* Stored data entries:
---

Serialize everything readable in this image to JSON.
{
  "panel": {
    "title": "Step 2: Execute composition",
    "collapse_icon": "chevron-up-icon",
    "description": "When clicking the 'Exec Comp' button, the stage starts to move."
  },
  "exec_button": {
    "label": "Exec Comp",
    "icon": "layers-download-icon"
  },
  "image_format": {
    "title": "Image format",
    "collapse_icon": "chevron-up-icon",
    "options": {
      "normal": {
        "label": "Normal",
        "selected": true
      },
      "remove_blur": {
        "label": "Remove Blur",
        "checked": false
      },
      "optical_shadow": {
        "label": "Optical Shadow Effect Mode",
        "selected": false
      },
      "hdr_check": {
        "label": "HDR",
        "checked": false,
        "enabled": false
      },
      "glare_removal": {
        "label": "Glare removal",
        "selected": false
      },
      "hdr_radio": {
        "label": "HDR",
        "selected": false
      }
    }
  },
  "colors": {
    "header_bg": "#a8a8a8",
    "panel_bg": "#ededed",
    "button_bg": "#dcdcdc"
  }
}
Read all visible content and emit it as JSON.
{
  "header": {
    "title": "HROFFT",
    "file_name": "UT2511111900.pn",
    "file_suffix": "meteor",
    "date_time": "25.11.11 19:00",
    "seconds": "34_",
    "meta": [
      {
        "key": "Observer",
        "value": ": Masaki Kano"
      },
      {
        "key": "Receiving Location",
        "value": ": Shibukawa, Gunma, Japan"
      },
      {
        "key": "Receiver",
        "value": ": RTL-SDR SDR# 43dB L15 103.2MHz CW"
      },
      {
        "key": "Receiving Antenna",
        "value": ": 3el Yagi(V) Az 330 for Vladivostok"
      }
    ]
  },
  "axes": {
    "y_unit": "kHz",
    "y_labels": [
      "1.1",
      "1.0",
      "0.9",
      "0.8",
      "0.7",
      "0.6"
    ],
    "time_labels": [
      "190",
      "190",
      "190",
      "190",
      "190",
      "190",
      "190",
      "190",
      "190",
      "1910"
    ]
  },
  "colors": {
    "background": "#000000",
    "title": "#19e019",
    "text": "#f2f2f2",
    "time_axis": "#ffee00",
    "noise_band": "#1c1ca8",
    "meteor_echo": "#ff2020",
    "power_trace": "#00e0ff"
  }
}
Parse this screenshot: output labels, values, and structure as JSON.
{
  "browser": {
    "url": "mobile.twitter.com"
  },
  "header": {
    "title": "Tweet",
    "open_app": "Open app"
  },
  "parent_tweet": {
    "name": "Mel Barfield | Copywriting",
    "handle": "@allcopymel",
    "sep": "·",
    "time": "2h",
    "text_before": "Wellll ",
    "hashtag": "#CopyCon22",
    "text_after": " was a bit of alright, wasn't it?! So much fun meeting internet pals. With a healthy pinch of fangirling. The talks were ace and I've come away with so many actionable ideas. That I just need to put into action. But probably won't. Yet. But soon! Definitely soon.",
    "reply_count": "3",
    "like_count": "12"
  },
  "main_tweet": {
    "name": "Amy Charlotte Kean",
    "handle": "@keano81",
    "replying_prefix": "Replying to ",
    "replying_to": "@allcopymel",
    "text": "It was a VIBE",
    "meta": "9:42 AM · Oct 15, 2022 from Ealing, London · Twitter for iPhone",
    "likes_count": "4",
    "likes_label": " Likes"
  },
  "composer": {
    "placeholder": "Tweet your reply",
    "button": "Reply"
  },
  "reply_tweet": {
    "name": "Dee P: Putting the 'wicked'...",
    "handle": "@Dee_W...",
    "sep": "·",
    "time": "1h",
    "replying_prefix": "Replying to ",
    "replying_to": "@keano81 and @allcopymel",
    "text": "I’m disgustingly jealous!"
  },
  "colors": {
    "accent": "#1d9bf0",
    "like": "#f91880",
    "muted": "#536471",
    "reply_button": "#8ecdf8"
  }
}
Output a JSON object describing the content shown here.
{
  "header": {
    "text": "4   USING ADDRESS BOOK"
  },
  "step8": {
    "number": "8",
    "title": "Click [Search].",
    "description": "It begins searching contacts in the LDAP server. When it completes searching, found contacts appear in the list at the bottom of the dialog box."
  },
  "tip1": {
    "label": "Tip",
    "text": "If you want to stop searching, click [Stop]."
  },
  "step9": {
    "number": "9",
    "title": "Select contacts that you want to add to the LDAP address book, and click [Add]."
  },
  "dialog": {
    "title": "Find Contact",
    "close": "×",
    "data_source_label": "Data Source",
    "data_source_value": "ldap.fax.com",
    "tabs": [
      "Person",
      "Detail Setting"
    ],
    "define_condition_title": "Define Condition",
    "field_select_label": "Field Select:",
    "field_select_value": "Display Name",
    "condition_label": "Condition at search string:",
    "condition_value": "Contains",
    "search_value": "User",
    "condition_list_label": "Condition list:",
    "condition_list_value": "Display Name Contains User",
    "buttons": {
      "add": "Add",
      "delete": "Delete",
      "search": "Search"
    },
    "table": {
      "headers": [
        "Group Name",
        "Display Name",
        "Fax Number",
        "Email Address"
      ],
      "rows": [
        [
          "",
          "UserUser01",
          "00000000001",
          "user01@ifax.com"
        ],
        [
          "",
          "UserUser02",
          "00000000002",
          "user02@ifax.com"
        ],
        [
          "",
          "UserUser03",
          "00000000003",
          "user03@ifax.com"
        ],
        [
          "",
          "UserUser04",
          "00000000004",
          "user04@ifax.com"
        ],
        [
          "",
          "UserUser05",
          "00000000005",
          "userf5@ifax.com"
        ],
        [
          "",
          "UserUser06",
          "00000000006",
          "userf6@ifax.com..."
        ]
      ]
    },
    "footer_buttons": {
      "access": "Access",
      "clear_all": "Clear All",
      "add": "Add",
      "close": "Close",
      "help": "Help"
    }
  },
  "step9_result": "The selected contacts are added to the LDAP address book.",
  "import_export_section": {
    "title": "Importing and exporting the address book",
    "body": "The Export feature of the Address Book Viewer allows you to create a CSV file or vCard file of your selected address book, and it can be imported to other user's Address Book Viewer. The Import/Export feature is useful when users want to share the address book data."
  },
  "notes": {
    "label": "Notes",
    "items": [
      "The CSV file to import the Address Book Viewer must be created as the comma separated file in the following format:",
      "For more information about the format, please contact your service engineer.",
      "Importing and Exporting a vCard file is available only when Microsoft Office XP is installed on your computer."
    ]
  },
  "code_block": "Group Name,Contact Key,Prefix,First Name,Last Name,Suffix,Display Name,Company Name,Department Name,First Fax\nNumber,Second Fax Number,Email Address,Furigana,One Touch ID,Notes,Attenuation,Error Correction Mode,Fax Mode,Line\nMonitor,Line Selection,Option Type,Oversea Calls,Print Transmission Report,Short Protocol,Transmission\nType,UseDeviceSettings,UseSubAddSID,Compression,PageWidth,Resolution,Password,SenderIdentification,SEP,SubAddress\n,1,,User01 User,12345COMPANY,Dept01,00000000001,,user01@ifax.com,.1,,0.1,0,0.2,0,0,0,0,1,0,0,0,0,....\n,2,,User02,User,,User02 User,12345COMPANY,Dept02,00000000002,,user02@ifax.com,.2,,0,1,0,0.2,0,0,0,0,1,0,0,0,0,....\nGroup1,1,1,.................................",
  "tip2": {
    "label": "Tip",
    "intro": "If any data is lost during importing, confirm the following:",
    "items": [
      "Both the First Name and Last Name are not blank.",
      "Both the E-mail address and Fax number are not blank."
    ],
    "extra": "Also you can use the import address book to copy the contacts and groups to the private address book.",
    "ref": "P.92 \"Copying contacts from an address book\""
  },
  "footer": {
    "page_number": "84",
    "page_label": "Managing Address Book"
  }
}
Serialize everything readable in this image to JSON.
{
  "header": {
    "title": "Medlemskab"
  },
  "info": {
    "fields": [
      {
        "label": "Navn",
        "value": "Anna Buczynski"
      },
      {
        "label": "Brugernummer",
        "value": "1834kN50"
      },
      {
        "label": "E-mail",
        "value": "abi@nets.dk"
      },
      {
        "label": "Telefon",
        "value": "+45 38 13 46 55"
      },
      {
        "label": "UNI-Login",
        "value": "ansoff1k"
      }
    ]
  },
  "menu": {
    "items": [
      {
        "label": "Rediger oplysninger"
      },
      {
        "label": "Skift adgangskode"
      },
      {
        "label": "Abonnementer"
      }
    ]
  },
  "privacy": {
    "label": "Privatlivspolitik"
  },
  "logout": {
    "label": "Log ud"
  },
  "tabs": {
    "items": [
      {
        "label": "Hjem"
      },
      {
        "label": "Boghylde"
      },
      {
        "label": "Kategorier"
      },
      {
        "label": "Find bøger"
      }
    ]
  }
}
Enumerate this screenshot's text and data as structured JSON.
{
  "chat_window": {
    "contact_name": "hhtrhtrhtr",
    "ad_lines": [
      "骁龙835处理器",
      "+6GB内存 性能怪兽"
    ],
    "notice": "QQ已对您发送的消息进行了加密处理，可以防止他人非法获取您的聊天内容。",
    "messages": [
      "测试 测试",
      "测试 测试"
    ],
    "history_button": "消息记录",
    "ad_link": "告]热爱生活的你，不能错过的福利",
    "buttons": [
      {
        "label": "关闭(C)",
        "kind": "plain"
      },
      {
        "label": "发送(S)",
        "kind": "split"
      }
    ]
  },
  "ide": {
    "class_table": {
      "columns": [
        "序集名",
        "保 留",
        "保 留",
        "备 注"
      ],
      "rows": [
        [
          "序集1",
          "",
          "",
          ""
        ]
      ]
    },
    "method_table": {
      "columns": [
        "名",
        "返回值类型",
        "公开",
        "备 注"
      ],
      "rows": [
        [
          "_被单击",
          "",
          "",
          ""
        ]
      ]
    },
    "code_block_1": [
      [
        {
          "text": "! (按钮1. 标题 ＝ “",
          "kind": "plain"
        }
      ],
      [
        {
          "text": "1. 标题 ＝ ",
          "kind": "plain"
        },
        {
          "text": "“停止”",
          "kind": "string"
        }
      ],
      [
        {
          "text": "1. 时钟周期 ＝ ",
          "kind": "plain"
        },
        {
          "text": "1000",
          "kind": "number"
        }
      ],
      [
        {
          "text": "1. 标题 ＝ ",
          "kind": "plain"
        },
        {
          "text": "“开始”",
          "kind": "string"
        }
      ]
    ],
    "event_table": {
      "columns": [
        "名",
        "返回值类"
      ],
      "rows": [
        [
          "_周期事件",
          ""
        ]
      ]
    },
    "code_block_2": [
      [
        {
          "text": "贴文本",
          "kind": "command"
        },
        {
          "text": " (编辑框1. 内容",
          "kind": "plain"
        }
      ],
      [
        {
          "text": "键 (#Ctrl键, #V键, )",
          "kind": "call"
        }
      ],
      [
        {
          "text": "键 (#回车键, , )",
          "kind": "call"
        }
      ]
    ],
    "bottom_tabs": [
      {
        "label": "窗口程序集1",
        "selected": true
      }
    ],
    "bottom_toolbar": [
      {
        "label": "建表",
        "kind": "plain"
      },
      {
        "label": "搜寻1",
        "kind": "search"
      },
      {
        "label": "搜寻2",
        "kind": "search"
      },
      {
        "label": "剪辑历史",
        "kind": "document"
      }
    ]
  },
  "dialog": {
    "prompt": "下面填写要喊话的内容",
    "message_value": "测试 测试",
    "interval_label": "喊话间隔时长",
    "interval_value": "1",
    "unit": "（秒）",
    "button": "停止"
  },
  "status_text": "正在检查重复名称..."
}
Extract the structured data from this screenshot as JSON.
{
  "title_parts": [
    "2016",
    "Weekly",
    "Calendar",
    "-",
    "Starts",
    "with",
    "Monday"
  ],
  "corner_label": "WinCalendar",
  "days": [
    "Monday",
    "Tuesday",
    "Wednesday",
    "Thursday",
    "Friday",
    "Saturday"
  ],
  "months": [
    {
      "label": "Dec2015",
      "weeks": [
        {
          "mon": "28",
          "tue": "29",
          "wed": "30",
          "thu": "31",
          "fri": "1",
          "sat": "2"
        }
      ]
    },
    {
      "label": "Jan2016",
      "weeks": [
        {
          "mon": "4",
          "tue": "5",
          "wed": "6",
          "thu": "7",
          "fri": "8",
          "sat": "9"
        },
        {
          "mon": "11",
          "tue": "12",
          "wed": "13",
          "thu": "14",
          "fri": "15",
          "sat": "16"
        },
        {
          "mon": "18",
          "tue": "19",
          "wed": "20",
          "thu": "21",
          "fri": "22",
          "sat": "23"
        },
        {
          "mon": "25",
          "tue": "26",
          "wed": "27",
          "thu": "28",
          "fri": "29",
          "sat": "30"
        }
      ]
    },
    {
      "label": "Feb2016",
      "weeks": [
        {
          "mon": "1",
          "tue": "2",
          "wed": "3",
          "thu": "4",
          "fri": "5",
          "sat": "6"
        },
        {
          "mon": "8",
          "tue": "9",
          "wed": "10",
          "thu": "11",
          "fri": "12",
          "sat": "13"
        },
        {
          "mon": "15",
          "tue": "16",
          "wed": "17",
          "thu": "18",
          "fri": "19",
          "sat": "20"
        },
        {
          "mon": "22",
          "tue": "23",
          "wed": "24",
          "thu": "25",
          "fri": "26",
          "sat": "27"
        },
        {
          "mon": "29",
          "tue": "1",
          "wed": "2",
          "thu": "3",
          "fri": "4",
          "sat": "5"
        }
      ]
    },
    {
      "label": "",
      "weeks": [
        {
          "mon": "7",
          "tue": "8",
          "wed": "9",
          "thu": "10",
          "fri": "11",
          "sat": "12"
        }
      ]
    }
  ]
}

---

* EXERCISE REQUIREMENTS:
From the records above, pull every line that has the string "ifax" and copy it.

* YOUR SOLUTION:
          "user01@ifax.com"
          "user02@ifax.com"
          "user03@ifax.com"
          "user04@ifax.com"
          "userf5@ifax.com"
          "userf6@ifax.com..."
  "code_block": "Group Name,Contact Key,Prefix,First Name,Last Name,Suffix,Display Name,Company Name,Department Name,First Fax\nNumber,Second Fax Number,Email Address,Furigana,One Touch ID,Notes,Attenuation,Error Correction Mode,Fax Mode,Line\nMonitor,Line Selection,Option Type,Oversea Calls,Print Transmission Report,Short Protocol,Transmission\nType,UseDeviceSettings,UseSubAddSID,Compression,PageWidth,Resolution,Password,SenderIdentification,SEP,SubAddress\n,1,,User01 User,12345COMPANY,Dept01,00000000001,,user01@ifax.com,.1,,0.1,0,0.2,0,0,0,0,1,0,0,0,0,....\n,2,,User02,User,,User02 User,12345COMPANY,Dept02,00000000002,,user02@ifax.com,.2,,0,1,0,0.2,0,0,0,0,1,0,0,0,0,....\nGroup1,1,1,.................................",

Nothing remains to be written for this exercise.